2. The Arbitrator had found that the damage to the cargo pre-existed its shipment on board but was not reasonably visible to the Master or any agent of Noble. As a result, the judge held that the representation of fact by the Master as to the apparent condition of the cargo was not inaccurate because the Master did not and could not reasonably have discovered the relevant defects.
3. As a matter of principle, terms are to be implied only if to do so would be necessary in order to give the contract business efficacy or the terms to be implied are so obvious that they go without saying. Judge Pelling QC noted that the Hague Rules impose an express indemnity obligation on the charterer in respect of the information that he “furnishes in writing”. A charterer has no such obligation however in relation to statements regarding the “apparent order and condition” of the cargo. The Judge considered that this distinction was deliberate and therefore in the latter case “there is no room for the implication of an implied guarantee or warranty”.
Finally, addressing a concern of the tribunal, the judge observed that the outcome would not be leaving Noble without recourse: Noble’s liability to the shipowner was the result of their decision to pay the shipowner in settlement rather than defend the claim by reference to the true condition of the goods. It follows that there is nothing “unfair, unjust, uncommercial or unconscionable” about an outcome that leaves the ultimate liability with Noble.

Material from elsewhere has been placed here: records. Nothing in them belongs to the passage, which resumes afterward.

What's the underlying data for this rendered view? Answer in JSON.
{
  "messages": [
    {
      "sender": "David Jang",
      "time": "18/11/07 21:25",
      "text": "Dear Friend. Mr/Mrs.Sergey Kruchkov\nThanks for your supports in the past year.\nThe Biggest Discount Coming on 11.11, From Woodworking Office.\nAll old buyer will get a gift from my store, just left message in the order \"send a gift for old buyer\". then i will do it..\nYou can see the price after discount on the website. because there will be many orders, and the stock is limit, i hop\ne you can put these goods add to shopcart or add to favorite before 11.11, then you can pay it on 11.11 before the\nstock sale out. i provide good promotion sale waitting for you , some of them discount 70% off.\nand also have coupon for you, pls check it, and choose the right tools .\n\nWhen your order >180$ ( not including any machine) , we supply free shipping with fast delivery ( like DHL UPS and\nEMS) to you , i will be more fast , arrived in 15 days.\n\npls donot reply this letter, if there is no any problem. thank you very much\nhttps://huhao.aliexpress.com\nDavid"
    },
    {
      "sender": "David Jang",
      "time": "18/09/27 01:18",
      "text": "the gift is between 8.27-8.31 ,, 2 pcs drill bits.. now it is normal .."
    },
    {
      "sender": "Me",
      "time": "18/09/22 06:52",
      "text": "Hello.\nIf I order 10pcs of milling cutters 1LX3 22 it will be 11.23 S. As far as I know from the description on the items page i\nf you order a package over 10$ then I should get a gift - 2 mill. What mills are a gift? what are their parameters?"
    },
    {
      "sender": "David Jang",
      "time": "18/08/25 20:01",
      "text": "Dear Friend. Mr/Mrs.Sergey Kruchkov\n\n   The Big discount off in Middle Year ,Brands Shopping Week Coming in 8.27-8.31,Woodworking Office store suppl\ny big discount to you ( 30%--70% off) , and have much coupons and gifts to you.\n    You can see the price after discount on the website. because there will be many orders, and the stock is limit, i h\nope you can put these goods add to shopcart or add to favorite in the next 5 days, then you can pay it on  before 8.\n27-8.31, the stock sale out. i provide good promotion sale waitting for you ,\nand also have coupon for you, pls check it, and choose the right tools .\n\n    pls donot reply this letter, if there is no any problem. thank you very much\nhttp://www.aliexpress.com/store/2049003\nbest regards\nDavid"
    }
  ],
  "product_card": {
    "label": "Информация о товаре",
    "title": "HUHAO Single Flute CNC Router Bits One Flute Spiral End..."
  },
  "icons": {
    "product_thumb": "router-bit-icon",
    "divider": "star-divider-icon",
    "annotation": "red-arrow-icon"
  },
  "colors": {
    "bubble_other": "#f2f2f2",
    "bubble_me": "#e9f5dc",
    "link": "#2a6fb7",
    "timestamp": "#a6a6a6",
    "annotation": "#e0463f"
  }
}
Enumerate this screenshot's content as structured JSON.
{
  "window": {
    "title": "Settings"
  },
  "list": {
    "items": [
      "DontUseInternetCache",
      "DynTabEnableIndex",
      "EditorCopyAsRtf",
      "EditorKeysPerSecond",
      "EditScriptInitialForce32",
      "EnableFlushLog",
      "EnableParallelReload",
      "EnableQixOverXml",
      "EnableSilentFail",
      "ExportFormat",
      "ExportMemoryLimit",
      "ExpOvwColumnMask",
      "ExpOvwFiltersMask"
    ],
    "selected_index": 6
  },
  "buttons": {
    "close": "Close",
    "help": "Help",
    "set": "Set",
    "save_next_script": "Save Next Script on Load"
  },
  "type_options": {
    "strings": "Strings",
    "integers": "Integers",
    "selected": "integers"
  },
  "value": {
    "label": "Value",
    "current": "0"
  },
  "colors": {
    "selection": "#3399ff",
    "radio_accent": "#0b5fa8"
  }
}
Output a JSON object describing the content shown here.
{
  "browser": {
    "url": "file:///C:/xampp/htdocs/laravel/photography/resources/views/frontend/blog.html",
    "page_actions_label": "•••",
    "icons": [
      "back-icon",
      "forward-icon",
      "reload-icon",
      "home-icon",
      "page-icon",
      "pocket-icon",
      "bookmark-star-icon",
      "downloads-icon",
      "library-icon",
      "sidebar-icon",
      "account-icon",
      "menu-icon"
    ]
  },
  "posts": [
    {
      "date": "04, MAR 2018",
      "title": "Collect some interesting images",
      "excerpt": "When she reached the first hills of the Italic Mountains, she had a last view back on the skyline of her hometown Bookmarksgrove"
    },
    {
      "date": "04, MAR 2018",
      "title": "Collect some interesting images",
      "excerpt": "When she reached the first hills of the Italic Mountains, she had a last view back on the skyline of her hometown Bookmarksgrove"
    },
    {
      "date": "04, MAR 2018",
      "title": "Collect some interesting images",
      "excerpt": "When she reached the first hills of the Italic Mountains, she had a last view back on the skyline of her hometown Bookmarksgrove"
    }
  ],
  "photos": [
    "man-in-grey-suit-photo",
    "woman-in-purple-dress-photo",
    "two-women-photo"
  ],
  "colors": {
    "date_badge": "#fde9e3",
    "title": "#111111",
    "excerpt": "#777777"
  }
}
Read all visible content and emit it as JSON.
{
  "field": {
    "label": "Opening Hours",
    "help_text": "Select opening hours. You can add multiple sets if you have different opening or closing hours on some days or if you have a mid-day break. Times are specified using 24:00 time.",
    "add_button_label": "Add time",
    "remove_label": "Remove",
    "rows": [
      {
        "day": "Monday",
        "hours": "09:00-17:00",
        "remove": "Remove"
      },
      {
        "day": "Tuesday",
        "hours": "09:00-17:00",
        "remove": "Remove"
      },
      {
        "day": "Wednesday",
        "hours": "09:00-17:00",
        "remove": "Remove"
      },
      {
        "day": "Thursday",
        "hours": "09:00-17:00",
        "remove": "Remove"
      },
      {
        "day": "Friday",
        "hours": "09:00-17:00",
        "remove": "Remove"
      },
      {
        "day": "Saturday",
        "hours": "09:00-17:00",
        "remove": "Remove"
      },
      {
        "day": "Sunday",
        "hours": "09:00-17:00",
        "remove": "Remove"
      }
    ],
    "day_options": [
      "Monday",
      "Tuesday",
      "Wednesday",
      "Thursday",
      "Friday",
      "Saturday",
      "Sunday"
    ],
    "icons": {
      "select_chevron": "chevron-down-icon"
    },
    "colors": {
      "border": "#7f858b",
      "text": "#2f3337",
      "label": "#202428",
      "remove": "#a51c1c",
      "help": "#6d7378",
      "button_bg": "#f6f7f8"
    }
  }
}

The judgment highlights the importance of ascertaining the condition of cargo loaded on board but where this may not be practicable, the Judge’s closing remarks may not be apposite, given that Noble’s liability to the shipowner may not have depended upon the true condition of the goods. Further developments are anticipated, as Noble has been granted leave to appeal